Tuesday, June 16, 2009

Voluntary Market so close you can smell it

It's too early to be popping corks, but all the signs are pointing to success in our campaign to have soil carbon traded and farmers paid fairly for what they grow. The Voluntary Market has a sense of inevitability about it. After briefings by the Carbon Coalition and its members, the Federal Coalition has got religion about soils (seeing it as a weak spot for the Government) and have hardened up their position with plans for a voluntary market in soil carbon by next year. (Read the excerpt from Malcolm Turnbull's speech in Parliament on 2nd June (below) - he is right on song with Carbon Coalition policy.
And the Government seems to have turned the corner in its attitude to soil carbon.

A Departmental Fact Sheet was quietly released in May entitled "Agriculture & the Voluntary Carbon Market, and subtitled: "A new national standard could help farmers to create and trade carbon credits in voluntary markets not recognised by the CPRS."
"Are soils & native pastures a source of carbon credits?" asks a headline on the Department of Climate Change fact sheet.

The answer seems to be YES:

"In Australia, voluntary carbon credits can only be generated from emissions sources
that are not covered under the CPRS, and do not form part of Australia’s obligations
under the Kyoto Protocol." (Tick)

"Sound management of agricultural land can play an important role in reducing Australia’s greenhouse gas emissions. Changes in the management of agricultural soils and native pastures that reduce emissions are potential sources of carbon credits for
voluntary markets..." (Tick)

"These activities could be used to generate carbon credits providing that:
• they are not recognised as part of Australia’s reporting obligations under the Kyoto Protocol; and
• the measurement and reporting systems used meet the National Carbon Offset Standard when it is in place." (Waiting.)

"Measuring and attributing improvements in soil carbon to management practices will be essential for meeting the additional and permanent criteria under the National Carbon Offset Standard when it is in place. (Waiting)

"To address this issue, the Government and industry partners have committed over $20 million to soil carbon research under the Climate Change Research Program." (Waiting)

Now this research is starting, and will take 3 years, and could be overtaken by events. A letter from the Premier of Queensland, Anna Bligh, reveals that the final National Carbon Offset Standard "is planned to be in place by mid to late 2009."

The Premier also reveals that the Department is not 100% confident that it has the skillset to develop a workable standard for soils. "The National Carbon Offset Standard will establish a process for assessing methodologies for domestic offsets from uncovered sources for sale in the voluntary market. It will be possible for proponents to bring forward methodologies for generation of offsets under the Standard and assist in reducing Australia's national emissions."
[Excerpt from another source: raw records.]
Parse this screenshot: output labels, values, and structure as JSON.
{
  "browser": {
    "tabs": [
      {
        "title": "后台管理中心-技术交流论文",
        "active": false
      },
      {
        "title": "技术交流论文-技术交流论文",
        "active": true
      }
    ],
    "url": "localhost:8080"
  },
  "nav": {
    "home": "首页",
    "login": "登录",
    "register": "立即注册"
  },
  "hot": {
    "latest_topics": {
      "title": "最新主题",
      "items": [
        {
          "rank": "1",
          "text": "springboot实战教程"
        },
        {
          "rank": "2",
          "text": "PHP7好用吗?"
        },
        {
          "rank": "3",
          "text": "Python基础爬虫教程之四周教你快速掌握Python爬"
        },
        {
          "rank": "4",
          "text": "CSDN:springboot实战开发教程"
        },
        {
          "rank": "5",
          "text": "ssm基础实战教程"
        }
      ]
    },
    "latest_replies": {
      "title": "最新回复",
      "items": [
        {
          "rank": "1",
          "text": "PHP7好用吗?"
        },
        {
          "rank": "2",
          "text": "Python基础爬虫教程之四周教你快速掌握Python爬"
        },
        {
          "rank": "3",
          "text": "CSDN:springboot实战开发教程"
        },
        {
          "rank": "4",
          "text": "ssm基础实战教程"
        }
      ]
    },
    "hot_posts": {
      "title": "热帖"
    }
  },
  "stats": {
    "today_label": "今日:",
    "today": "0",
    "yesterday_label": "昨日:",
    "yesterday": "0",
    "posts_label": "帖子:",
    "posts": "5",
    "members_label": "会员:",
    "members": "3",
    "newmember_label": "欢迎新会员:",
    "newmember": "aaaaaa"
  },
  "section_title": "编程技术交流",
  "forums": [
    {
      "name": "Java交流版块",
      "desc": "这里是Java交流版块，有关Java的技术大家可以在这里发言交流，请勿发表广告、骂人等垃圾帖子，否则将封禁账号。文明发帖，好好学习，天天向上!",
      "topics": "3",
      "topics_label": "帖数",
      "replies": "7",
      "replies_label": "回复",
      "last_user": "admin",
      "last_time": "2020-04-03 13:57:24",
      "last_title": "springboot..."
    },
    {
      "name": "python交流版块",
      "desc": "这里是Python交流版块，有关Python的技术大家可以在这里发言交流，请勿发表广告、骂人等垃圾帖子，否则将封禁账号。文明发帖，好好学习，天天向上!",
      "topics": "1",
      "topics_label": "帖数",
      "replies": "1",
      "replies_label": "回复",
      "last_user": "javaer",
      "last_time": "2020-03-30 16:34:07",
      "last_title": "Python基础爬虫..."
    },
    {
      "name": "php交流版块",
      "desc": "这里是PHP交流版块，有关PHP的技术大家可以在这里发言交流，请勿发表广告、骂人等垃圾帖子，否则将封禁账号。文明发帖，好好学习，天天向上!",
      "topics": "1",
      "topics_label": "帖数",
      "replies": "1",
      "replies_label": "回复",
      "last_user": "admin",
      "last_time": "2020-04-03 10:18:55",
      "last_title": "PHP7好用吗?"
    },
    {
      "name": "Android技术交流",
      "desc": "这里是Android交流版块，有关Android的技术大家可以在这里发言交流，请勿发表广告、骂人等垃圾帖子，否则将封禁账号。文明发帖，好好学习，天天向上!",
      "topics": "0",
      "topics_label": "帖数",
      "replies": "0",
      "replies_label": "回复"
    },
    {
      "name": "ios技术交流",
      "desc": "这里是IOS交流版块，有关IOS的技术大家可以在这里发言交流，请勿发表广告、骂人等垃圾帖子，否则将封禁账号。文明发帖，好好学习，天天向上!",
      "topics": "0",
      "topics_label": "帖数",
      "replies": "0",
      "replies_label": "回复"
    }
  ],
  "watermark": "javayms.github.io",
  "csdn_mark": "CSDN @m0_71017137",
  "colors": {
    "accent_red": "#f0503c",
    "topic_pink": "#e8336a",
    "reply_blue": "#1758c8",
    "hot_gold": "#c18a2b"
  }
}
Malcolm Turnbull told Parliament on 2 June: "Our greatest comparative advantage is our real estate—770 million hectares of it. Our massive land mass is our greatest advantage. We have the ability in Australia to offset hundreds of millions of tonnes of CO2 emissions through improving the soil carbon across Australia, improving the productivity of our soils and improving the productivity of our agriculture, yet that form of carbon sequestration, of carbon offset, is not to be recognised in this scheme. It is recognised in the United States. Those credits generated by farmers through more sustainable tillage and other agricultural practices are traded every day on the Chicago Climate Exchange. That is why we have proposed the establishment of a voluntary carbon market that can take advantage of credits of that kind and others, such as biochar, from the beginning of next year."

No comments: